Recreational consumer drones (Remotely Piloted Aircraft Systems (RPAS)) have grown in popularity and affordability in recent years. According to Recode in 2015, the market was projected to hit around $130 million in sales, by 2018 that number is expected to soar to $1 billion.
Consumer drones had been held back by the high price tag but increasing competition among drone manufacturers is pushing down costs, particularly among higher-end models that can shoot photos and live stream video.
After Senator Pauline Hanson’s social media scandal in July this year, where she was shown standing on the balcony of a high-rise building in Townsville flying a DJI Mavic drone, it is clear that not all recreational drone users know the law.
Recreational drone operators do not need a certificate or license but must abide by CASA Regulations detailed in Civil Aviation Safety Regulations Part 101 which covers all recreational unmanned aerial vehicles (UAVs) (other than a balloon or kite), including model aircraft, remote controlled aeroplanes and helicopters, blimps, rockets, kites, pyrotechnics and drones.
- No night flying (generally) and no flying in cloud or fog
- Being able to see the aircraft with your own eyes (not with the help of binoculars or telescope for example)
- Not flying within 30 metres of people or property (vessels, structures, vehicles)
- Not flying over populous areas where the drone – if it fails – could hit someone
- Not flying higher than 400 feet (120 metres) in controlled airspaces
- To be safe, CASA recommends keeping your drone at least 5.5 kilometres away from any airfield.
It is the responsibility of the operator of a UAV to ensure that the aircraft is flown safely and in accordance with the regulations.
It is important to be aware that operators could still face penalties even if they inadvertently breach the regulations. In a recent UK decision: The United Kingdom Civil Aviation Authority v Robert Knowles (unreported, 2014), Mr Knowles was operating his drone legally in a wide open field when during the flight his remote lost radio contact with the drone and it flew out of his control for three minutes, flying within 50m of a bridge and over a nuclear facility before crashing in a river channel. Mr Knowles was prosecuted and fined £800 plus court costs of £3,500.

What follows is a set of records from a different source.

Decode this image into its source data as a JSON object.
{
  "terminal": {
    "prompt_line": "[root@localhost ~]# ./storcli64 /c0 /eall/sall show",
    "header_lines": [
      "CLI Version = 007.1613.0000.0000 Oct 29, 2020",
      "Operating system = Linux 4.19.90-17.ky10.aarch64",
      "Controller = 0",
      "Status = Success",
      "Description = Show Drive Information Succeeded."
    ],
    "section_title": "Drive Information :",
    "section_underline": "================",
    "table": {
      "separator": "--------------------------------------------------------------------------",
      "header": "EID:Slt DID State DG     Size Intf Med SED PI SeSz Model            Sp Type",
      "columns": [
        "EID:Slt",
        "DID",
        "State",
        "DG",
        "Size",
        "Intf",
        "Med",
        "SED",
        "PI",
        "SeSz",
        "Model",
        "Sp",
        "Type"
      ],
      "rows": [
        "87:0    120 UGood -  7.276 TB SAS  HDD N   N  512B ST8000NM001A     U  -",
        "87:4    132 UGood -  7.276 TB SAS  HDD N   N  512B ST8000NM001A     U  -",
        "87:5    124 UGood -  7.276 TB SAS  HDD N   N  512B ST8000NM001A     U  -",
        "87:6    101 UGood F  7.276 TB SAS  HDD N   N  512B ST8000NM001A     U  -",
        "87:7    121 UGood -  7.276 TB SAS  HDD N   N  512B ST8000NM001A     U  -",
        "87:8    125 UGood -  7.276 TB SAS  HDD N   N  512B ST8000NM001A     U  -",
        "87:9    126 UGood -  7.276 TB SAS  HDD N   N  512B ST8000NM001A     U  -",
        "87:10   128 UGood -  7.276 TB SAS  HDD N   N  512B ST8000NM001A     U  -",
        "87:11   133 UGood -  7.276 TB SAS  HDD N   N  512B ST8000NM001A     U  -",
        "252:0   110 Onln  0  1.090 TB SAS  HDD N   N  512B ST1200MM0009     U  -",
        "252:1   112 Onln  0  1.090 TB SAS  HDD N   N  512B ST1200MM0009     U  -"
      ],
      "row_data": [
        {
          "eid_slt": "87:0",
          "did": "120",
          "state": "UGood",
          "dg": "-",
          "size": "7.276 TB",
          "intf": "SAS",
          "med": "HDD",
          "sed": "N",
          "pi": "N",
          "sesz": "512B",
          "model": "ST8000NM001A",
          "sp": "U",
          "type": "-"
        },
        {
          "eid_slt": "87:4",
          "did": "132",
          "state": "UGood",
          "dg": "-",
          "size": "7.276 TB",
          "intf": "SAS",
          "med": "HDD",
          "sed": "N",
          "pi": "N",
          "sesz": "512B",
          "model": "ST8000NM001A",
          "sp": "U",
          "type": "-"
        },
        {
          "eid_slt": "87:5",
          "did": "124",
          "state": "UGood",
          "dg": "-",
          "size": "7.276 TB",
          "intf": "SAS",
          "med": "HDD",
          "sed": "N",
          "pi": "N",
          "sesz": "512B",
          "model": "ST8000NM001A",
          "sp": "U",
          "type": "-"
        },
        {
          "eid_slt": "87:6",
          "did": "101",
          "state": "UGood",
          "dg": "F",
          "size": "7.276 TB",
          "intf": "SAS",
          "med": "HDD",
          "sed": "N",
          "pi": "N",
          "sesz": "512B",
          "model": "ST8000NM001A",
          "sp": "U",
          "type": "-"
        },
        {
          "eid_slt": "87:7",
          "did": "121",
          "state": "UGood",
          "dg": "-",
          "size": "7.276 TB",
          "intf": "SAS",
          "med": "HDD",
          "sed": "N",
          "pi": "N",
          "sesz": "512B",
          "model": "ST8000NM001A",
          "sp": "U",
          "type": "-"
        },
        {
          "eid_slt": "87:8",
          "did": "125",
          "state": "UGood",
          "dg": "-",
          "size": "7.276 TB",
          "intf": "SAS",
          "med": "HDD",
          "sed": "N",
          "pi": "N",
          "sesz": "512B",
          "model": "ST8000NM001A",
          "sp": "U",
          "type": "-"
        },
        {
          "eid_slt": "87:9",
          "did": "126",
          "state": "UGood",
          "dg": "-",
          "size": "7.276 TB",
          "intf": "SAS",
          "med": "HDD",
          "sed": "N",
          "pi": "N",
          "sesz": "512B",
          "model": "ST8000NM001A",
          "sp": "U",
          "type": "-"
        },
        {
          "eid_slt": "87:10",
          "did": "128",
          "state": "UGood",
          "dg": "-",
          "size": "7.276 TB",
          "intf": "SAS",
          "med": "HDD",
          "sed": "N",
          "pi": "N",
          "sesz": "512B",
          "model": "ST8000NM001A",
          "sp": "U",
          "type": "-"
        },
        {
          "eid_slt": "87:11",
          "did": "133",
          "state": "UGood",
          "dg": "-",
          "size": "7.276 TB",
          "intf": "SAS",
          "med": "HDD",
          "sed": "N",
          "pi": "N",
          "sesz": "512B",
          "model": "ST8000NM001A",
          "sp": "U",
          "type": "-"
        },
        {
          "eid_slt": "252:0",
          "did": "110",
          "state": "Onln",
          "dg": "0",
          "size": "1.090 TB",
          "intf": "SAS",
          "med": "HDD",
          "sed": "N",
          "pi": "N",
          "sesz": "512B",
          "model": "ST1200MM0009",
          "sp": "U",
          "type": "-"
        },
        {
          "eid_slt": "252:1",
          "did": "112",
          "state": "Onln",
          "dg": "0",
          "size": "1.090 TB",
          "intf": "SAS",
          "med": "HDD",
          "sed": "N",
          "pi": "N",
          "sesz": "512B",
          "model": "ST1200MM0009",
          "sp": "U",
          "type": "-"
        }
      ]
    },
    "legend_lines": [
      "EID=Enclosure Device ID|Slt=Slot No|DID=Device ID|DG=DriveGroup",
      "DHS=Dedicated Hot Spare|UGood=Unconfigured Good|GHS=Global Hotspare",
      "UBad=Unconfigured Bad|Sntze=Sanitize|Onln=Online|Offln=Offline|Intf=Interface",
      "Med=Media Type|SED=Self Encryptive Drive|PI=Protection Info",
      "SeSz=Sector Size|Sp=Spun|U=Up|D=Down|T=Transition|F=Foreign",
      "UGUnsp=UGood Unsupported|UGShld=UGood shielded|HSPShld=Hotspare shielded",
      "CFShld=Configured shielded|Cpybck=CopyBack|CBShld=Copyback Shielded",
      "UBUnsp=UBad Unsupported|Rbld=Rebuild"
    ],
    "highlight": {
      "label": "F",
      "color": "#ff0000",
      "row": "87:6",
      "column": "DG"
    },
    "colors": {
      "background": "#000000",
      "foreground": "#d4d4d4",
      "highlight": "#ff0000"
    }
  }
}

Only last month, a recreational drone user was investigated by CASA after flying a drone over a crowded Bunnings carpark to pick up a sausage at a sausage sizzle. The video posted on YouTube shows several breaches of the rules, including: flying a drone out of visual line of sight — assuming that it is being piloted from the backyard hot tub depicted in the video; flying within 30 metres of people; and flying over a populated area.
Recreational drone users are also advised to respect personal privacy by not recording or taking photos of people without their consent, breaching state and territory privacy or trespass laws, or even copyright legislation for camera operation depending on how and where the drone is flown, and whether audio, video or photographic footage is recorded. Airspace above private land may be considered private property, to the extent that the airspace is necessary for using the land below it.
Potential fines for breaching the regulations range from $900 to $9,000 and if someone is injured by a drone, Australia’s Civil Aviation Safety Authority (CASA) can seek prosecution.
If you are a new drone pilot or consumer seeking guidance on drone rules including drones for commercial use, feel free to contact our Business Law team by submitting an online inquiry, or calling us on (07) 5592 1921.